Multiple Rules, Multiple Headaches
As things now stand, U.S. Customs and Border Protection may apply three different rules of origin to goods imported from Canada and Mexico. The first rule is to determine whether a product is “originating” pursuant to Chapter 4 of the United States-Mexico-Canada Agreement. It is based on the tariff shift and regional value content criteria we’re familiar with from its predecessor, the North American Free Trade Agreement.
The second is the 19 C.F.R. Part 102 Marking Rules, recycled from the NAFTA Marking Rules. As explained by CBP, the agency “has decided to continue application of the current part 102 rules to determine the country of origin for marking purposes of a good imported from Canada or Mexico to articles imported pursuant to the USMCA.” These, too, use a tariff-shift approach, too, but one that is generally easier to meet than those for originating goods. They provide sequential alternative guidelines, in case the foreign content does not undergo a qualifying tariff shift as a result of the production process in Canada or Mexico.

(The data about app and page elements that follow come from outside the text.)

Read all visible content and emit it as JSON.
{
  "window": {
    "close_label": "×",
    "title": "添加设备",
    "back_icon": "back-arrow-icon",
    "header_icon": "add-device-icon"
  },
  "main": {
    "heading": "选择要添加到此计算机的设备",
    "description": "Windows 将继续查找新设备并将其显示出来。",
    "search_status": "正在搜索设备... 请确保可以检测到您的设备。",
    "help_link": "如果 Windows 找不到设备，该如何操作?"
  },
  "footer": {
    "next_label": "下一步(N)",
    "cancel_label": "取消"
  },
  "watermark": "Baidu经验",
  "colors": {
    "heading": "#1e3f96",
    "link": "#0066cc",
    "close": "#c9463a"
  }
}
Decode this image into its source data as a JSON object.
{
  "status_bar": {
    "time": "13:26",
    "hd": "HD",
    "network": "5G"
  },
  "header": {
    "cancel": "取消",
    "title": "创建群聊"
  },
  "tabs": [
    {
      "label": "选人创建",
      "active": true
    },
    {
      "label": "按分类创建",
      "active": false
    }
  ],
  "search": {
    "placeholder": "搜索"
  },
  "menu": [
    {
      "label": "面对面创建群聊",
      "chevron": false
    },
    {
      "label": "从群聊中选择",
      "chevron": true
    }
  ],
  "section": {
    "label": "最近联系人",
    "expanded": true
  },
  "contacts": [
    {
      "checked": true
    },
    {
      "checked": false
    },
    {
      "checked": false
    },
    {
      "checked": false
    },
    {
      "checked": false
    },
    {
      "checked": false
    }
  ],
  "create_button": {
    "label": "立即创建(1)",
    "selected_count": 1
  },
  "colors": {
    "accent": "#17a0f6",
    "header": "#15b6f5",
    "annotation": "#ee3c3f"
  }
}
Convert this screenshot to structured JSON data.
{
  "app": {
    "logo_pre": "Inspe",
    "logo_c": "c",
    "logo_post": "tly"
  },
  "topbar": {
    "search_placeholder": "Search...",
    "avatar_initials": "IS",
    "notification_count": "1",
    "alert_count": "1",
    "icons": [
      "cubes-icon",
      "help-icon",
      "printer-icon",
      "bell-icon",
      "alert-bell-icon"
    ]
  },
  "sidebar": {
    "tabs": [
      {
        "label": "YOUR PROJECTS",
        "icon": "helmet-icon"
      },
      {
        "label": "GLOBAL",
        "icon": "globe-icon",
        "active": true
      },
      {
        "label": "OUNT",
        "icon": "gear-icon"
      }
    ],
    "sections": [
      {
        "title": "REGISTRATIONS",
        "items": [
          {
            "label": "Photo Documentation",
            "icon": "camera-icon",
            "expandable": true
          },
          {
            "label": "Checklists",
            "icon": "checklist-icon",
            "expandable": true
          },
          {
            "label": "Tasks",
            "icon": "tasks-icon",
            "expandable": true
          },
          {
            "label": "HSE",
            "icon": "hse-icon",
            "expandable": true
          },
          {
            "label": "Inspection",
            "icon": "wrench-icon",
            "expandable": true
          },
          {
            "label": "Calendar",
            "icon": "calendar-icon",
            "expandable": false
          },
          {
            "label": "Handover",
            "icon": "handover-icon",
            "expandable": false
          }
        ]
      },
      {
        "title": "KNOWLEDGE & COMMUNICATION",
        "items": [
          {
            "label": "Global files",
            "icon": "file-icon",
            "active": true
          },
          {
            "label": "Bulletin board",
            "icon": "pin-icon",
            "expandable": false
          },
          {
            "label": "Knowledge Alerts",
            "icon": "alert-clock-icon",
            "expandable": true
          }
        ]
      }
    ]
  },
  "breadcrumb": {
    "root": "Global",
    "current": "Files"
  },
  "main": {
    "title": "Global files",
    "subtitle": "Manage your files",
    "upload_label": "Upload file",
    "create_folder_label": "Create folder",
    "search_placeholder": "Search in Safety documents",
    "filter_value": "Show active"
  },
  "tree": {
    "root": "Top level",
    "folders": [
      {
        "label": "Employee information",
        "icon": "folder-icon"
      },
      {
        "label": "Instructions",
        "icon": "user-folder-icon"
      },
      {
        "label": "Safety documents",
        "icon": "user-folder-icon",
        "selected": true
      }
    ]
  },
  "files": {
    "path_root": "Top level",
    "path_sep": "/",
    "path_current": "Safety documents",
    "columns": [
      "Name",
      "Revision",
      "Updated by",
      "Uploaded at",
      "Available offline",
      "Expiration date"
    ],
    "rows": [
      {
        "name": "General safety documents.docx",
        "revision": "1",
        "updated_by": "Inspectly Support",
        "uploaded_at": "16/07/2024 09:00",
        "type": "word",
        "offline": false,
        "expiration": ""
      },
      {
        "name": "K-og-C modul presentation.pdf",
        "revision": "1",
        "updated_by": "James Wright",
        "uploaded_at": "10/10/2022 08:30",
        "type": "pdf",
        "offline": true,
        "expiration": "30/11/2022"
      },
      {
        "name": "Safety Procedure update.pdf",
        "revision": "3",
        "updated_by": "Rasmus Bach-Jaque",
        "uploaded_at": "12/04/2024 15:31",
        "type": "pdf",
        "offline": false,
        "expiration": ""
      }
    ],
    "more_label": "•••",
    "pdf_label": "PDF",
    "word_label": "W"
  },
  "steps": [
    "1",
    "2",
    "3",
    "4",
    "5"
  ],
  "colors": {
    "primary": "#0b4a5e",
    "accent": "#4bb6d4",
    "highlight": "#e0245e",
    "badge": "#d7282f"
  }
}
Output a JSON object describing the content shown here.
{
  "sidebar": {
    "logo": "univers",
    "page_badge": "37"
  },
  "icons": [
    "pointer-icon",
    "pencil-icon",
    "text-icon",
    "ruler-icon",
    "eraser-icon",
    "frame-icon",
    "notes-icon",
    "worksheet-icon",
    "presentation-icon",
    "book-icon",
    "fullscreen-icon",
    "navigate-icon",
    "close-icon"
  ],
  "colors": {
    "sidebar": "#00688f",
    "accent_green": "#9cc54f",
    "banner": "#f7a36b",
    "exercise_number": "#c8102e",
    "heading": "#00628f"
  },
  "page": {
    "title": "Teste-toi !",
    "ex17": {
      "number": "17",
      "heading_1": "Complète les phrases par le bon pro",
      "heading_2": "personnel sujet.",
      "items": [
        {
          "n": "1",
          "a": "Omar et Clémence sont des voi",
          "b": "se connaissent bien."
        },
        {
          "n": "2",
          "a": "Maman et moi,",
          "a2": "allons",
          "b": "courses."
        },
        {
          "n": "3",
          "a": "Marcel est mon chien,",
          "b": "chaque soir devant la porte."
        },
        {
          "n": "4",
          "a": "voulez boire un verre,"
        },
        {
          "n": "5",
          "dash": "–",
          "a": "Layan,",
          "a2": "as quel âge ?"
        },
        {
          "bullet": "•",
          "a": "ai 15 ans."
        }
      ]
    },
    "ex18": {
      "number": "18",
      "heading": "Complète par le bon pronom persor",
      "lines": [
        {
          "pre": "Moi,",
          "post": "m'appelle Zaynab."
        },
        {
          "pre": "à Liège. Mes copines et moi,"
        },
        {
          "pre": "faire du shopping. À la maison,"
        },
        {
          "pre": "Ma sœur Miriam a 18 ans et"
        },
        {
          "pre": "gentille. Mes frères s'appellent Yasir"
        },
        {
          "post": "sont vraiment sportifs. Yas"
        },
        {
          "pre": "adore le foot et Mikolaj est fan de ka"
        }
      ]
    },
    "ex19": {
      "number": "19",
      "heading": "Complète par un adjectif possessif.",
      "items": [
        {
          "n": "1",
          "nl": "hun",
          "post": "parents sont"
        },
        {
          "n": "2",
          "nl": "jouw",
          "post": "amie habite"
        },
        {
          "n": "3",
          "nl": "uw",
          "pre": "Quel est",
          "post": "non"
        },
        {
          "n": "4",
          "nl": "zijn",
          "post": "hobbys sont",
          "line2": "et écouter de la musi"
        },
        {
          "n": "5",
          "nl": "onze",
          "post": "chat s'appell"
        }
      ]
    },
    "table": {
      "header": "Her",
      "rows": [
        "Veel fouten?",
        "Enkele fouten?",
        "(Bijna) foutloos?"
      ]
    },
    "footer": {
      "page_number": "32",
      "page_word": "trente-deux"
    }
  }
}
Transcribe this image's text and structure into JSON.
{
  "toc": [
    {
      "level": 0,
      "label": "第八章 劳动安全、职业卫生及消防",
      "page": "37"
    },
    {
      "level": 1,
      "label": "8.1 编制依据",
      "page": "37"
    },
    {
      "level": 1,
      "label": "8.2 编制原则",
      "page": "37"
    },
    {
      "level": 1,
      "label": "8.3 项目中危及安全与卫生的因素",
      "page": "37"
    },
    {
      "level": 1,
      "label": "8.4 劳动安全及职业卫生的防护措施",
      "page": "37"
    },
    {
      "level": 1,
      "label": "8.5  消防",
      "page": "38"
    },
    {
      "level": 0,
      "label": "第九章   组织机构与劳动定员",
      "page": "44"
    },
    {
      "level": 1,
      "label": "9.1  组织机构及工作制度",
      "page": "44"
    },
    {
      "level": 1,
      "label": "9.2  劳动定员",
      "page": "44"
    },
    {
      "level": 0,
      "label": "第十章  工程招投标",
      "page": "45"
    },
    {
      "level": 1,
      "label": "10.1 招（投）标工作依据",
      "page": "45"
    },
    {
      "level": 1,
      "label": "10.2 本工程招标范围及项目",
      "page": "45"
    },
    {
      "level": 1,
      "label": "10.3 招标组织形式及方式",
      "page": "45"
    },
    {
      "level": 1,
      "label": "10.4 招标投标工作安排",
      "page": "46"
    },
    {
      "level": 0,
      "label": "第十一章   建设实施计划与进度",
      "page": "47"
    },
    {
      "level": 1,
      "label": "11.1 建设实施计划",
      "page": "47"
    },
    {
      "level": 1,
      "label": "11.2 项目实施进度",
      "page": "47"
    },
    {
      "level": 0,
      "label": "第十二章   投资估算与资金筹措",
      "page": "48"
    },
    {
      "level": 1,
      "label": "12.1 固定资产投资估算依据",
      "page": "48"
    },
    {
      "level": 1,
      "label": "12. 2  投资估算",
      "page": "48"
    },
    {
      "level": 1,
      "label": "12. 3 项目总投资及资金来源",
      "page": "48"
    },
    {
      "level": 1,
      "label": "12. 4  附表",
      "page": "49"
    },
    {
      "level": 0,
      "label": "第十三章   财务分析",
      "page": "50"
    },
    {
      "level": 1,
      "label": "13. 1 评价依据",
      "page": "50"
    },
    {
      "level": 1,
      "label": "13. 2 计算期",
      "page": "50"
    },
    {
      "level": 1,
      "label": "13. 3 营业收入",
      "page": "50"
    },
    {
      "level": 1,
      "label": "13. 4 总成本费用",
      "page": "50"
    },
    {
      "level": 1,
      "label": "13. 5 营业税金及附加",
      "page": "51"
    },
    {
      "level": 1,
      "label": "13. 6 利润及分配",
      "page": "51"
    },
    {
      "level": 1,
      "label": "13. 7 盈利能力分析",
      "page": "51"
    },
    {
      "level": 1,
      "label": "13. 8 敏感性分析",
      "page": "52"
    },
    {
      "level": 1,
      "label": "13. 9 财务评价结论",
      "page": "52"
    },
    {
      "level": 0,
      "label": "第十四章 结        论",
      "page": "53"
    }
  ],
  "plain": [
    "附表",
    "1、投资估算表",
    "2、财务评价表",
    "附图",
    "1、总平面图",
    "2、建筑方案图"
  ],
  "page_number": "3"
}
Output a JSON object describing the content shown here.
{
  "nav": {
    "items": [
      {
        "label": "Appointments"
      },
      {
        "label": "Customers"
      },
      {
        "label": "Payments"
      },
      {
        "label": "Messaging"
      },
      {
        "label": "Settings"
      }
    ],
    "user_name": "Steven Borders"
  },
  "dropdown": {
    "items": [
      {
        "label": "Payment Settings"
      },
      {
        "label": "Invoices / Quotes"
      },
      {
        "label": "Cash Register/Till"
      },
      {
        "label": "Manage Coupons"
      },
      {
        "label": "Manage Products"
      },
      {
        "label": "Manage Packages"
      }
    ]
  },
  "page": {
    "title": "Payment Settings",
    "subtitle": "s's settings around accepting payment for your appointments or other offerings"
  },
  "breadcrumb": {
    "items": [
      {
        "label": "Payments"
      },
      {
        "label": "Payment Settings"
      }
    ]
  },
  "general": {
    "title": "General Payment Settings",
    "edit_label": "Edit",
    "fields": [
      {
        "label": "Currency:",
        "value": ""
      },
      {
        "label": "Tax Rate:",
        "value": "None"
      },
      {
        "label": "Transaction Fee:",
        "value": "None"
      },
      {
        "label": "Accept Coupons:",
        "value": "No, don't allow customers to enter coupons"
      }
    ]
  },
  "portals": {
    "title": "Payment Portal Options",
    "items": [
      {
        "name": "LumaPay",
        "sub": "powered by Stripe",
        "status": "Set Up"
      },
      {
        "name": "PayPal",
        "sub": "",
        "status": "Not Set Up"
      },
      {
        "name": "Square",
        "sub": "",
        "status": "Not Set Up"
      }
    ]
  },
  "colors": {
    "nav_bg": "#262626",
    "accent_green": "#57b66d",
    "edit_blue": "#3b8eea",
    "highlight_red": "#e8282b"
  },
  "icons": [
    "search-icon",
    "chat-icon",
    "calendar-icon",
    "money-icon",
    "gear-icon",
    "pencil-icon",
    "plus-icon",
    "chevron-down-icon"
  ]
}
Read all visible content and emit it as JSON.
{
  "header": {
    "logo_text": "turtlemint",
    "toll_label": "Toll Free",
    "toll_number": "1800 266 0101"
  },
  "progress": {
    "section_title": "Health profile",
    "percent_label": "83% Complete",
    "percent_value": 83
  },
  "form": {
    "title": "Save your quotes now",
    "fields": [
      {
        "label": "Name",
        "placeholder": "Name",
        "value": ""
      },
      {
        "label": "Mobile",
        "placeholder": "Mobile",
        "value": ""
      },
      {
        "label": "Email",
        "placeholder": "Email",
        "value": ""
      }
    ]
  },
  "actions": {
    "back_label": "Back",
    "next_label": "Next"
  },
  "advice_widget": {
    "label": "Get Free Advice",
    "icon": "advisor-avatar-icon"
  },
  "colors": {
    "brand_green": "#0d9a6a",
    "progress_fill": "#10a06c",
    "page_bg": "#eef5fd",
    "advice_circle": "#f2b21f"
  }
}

Third is that old stand-by, “substantial transformation,” for any other origin-based issues. Most prominently, CBP has been using this standard to evaluate whether products with Chinese-origin content that are assembled or completed in Mexico are covered by the Section 301 tariffs. For now, it continues doing so under USMCA. Substantial transformation also applies in determining whether goods from Canada or Mexico are “eligible products” for federal government procurement purposes.
This multiplicity of standards can lead to a multiplicity of outcomes. It is possible for a product that undergoes processing in Mexico to qualify as originating under USMCA, and thereby receive a zero regular duty rate, but at the same time be treated as having Chinese origin for Section 301 purposes because no substantial transformation took place in Mexico. Likewise, the Marking Rules may require a product subject to the Section 301 duties be labeled Made in Mexico. Or, in an extreme case (I haven’t seen any myself, but it’s theoretically possible), it could undergo a substantial transformation in Mexico, but nevertheless have Chinese origin under the Marking Rules.
This approach leads to inconsistent determinations of where a product is “from.” It also means a lot of extra work for CBP and importers, as a search of the terms “Mexico”, “301” and “marking” in CROSS ruling database will show.
The agency has issued a Federal Register notice proposing “to apply the part 102 rules for non-preferential origin determinations made by CBP for goods imported from Canada or Mexico, including government procurement determinations.” “Non-preferential”, CBP explained, “generally refers to purposes set forth in laws, regulations, and administrative determinations of general application applied to determine the country of origin of goods not related to the granting of tariff preferences pursuant to a trade agreement or a trade preference program such as the Generalized System of Preferences.” If adopted, this approach would eliminate the redundancy caused by applying the Marking Rules and substantial transformation to the same transaction.
CBP’s proposal asserts that the Part 102 rules are simply another avenue for making substantial transformation determinations. I don’t agree. “Tariff shift” and “substantial transformation” take very different factors into account, and can reach different outcomes. Moreover, if the tariff shift provisions fail to provide a result, the Part 102 rules will look to the origin of the material imparting “the essential character of the good.” If that fails, the origin will be based on “the last country in which the goods underwent production.”
Regardless of how CBP characterizes the Part 102 rules, however, their application to non-preferential origin determinations for Canada and Mexico will go a long way to fixing the goat-rope of a system in place now.